--- TASK MATERIAL Enclosed Below ---

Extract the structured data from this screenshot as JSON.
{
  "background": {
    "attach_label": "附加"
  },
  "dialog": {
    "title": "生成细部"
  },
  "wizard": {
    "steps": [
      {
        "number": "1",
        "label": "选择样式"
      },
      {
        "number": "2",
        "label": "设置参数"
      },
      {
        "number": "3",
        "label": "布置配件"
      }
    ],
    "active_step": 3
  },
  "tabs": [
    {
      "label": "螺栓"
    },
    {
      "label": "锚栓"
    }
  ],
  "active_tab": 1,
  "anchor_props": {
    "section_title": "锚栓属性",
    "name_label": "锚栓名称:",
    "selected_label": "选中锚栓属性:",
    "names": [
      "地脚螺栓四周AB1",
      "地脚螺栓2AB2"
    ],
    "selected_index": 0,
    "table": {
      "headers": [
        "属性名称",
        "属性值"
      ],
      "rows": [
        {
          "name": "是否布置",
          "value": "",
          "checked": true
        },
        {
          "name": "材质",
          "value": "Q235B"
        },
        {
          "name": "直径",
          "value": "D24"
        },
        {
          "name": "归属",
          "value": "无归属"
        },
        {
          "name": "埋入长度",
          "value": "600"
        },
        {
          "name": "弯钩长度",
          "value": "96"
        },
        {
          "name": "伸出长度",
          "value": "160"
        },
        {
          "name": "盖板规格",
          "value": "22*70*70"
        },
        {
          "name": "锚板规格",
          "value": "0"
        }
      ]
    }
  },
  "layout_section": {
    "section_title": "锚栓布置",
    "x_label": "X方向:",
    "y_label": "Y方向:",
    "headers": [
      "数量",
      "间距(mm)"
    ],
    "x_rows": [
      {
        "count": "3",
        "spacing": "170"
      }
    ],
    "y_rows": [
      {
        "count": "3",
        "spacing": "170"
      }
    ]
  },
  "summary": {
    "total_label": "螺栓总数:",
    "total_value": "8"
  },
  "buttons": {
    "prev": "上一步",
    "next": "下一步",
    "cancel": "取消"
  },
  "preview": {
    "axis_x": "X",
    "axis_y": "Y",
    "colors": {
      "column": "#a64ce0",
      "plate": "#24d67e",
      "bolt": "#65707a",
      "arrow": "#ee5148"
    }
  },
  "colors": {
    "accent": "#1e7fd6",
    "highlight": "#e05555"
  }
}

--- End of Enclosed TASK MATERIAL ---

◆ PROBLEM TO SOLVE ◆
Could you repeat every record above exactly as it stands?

◆ ANSWER BOX ◆
Extract the structured data from this screenshot as JSON.
{
  "background": {
    "attach_label": "附加"
  },
  "dialog": {
    "title": "生成细部"
  },
  "wizard": {
    "steps": [
      {
        "number": "1",
        "label": "选择样式"
      },
      {
        "number": "2",
        "label": "设置参数"
      },
      {
        "number": "3",
        "label": "布置配件"
      }
    ],
    "active_step": 3
  },
  "tabs": [
    {
      "label": "螺栓"
    },
    {
      "label": "锚栓"
    }
  ],
  "active_tab": 1,
  "anchor_props": {
    "section_title": "锚栓属性",
    "name_label": "锚栓名称:",
    "selected_label": "选中锚栓属性:",
    "names": [
      "地脚螺栓四周AB1",
      "地脚螺栓2AB2"
    ],
    "selected_index": 0,
    "table": {
      "headers": [
        "属性名称",
        "属性值"
      ],
      "rows": [
        {
          "name": "是否布置",
          "value": "",
          "checked": true
        },
        {
          "name": "材质",
          "value": "Q235B"
        },
        {
          "name": "直径",
          "value": "D24"
        },
        {
          "name": "归属",
          "value": "无归属"
        },
        {
          "name": "埋入长度",
          "value": "600"
        },
        {
          "name": "弯钩长度",
          "value": "96"
        },
        {
          "name": "伸出长度",
          "value": "160"
        },
        {
          "name": "盖板规格",
          "value": "22*70*70"
        },
        {
          "name": "锚板规格",
          "value": "0"
        }
      ]
    }
  },
  "layout_section": {
    "section_title": "锚栓布置",
    "x_label": "X方向:",
    "y_label": "Y方向:",
    "headers": [
      "数量",
      "间距(mm)"
    ],
    "x_rows": [
      {
        "count": "3",
        "spacing": "170"
      }
    ],
    "y_rows": [
      {
        "count": "3",
        "spacing": "170"
      }
    ]
  },
  "summary": {
    "total_label": "螺栓总数:",
    "total_value": "8"
  },
  "buttons": {
    "prev": "上一步",
    "next": "下一步",
    "cancel": "取消"
  },
  "preview": {
    "axis_x": "X",
    "axis_y": "Y",
    "colors": {
      "column": "#a64ce0",
      "plate": "#24d67e",
      "bolt": "#65707a",
      "arrow": "#ee5148"
    }
  },
  "colors": {
    "accent": "#1e7fd6",
    "highlight": "#e05555"
  }
}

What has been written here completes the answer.